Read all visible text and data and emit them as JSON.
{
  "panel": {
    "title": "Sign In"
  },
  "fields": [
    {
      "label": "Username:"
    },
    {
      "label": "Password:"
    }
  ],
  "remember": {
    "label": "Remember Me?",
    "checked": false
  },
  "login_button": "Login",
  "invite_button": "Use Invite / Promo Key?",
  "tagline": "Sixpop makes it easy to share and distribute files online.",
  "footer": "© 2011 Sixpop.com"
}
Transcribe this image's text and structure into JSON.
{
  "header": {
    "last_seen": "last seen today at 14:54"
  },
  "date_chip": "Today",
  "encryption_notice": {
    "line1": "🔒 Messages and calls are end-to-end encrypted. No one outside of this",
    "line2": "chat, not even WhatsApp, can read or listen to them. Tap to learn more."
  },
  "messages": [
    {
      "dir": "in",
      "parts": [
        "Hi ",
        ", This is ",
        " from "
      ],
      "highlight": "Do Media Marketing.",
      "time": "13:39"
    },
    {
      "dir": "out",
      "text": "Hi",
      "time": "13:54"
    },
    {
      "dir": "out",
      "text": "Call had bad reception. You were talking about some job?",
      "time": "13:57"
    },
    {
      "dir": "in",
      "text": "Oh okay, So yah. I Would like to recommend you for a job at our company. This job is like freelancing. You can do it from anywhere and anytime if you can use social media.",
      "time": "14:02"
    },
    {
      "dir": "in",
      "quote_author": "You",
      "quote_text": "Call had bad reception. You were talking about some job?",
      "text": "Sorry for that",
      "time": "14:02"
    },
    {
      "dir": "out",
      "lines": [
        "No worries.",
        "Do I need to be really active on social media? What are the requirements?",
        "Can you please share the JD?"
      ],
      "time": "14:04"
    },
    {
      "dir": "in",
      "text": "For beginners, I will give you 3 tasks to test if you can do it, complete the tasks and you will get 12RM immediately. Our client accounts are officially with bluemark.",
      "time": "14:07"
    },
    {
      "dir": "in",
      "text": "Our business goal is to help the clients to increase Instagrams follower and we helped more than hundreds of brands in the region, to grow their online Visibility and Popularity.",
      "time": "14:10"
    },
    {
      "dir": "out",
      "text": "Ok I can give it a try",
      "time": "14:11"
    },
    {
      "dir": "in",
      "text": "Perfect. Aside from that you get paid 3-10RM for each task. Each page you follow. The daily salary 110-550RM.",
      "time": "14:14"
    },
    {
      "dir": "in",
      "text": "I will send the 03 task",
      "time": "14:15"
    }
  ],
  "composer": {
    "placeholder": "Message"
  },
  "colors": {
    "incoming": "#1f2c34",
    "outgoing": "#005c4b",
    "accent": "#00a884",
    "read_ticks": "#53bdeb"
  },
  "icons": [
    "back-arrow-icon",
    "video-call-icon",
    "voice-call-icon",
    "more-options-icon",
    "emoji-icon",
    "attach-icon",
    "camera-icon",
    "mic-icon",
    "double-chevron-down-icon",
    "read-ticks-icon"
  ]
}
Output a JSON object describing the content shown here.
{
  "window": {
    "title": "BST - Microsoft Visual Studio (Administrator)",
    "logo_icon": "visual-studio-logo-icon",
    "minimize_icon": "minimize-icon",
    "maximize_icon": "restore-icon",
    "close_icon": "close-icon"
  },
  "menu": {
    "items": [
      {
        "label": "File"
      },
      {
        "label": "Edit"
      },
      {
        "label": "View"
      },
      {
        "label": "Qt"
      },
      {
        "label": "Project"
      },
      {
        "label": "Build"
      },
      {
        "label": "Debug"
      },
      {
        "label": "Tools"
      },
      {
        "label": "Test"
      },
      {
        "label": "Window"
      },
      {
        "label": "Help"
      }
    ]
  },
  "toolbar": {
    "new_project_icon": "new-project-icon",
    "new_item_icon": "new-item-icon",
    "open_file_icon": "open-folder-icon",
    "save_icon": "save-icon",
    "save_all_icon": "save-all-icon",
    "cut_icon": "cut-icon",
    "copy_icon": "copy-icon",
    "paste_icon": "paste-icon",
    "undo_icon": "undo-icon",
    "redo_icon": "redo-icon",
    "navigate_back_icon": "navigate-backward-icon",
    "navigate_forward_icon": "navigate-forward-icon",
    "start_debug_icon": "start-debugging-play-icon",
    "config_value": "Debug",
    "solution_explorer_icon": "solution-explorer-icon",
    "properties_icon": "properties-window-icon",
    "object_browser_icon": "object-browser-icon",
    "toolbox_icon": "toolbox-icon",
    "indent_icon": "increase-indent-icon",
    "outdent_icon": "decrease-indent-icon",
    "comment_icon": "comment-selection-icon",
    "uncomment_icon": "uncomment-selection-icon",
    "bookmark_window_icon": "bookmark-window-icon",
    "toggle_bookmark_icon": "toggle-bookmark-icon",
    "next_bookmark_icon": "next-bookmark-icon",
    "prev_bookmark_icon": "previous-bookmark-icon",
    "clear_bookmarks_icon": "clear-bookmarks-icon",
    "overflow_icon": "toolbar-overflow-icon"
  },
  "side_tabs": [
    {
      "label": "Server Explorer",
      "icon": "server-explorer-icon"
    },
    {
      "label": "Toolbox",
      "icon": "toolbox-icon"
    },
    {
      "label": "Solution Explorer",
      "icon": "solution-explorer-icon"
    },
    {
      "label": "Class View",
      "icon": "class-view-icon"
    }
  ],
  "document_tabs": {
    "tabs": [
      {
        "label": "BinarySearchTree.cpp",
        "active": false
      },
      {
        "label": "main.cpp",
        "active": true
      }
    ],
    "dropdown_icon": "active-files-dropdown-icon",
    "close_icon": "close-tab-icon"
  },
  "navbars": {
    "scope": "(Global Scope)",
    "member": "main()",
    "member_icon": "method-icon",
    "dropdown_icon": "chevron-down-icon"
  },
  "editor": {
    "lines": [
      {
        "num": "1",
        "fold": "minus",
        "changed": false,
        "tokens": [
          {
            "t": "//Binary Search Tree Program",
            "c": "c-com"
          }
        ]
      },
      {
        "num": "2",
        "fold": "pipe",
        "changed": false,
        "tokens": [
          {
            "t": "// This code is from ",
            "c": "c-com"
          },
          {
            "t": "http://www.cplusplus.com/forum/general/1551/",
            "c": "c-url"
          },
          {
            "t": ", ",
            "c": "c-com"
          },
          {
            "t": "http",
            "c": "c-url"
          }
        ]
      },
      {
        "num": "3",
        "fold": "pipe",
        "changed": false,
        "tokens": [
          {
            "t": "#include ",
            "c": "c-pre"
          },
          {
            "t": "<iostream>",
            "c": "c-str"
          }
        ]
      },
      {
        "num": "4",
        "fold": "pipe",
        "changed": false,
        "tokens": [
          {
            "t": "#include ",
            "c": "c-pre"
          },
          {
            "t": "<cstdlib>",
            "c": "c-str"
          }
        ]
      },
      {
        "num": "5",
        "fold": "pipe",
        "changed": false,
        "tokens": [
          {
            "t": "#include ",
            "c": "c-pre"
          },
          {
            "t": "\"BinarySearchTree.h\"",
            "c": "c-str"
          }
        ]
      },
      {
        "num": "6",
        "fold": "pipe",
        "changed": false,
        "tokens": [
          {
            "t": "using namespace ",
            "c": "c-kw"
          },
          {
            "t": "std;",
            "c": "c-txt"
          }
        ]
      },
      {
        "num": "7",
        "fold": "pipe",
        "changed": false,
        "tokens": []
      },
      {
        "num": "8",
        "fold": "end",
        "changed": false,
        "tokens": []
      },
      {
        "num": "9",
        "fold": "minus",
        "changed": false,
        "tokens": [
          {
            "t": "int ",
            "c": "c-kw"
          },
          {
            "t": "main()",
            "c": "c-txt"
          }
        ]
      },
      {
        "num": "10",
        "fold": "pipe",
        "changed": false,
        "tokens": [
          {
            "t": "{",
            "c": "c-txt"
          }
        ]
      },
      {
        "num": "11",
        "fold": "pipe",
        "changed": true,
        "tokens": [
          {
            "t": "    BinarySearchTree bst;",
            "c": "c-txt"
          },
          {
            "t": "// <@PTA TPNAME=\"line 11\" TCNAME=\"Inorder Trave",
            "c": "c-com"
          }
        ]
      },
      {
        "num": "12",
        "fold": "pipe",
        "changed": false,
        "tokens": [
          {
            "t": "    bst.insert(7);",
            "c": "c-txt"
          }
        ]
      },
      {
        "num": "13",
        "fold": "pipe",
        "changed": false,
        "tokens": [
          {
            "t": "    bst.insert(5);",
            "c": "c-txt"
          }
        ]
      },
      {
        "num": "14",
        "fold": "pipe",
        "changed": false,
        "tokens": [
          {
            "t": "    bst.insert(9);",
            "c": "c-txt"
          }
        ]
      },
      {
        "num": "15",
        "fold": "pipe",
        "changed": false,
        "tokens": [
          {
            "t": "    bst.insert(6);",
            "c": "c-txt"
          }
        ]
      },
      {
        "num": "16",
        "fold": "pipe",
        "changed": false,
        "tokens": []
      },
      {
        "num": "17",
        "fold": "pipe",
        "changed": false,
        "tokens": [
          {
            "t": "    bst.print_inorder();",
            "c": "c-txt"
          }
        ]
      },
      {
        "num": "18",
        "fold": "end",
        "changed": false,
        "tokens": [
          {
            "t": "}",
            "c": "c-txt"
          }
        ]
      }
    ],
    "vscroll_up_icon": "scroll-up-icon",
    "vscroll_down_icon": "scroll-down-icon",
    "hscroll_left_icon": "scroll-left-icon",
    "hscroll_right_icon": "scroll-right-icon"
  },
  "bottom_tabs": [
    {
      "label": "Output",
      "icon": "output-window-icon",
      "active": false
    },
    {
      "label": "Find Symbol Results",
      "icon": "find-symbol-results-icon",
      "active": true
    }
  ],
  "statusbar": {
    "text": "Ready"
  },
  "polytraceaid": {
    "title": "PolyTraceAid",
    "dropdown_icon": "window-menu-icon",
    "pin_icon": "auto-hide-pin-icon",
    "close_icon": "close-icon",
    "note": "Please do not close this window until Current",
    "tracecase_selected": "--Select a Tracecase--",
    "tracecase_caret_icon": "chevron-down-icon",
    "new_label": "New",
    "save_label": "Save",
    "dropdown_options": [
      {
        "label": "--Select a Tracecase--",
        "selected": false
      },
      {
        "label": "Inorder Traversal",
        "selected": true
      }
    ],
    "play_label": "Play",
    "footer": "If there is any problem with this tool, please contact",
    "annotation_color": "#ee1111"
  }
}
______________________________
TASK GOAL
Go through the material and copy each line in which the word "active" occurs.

OUTPUT BELOW
        "Do I need to be really active on social media? What are the requirements?",
        "active": false
        "active": true
    "dropdown_icon": "active-files-dropdown-icon",
      "active": false
      "active": true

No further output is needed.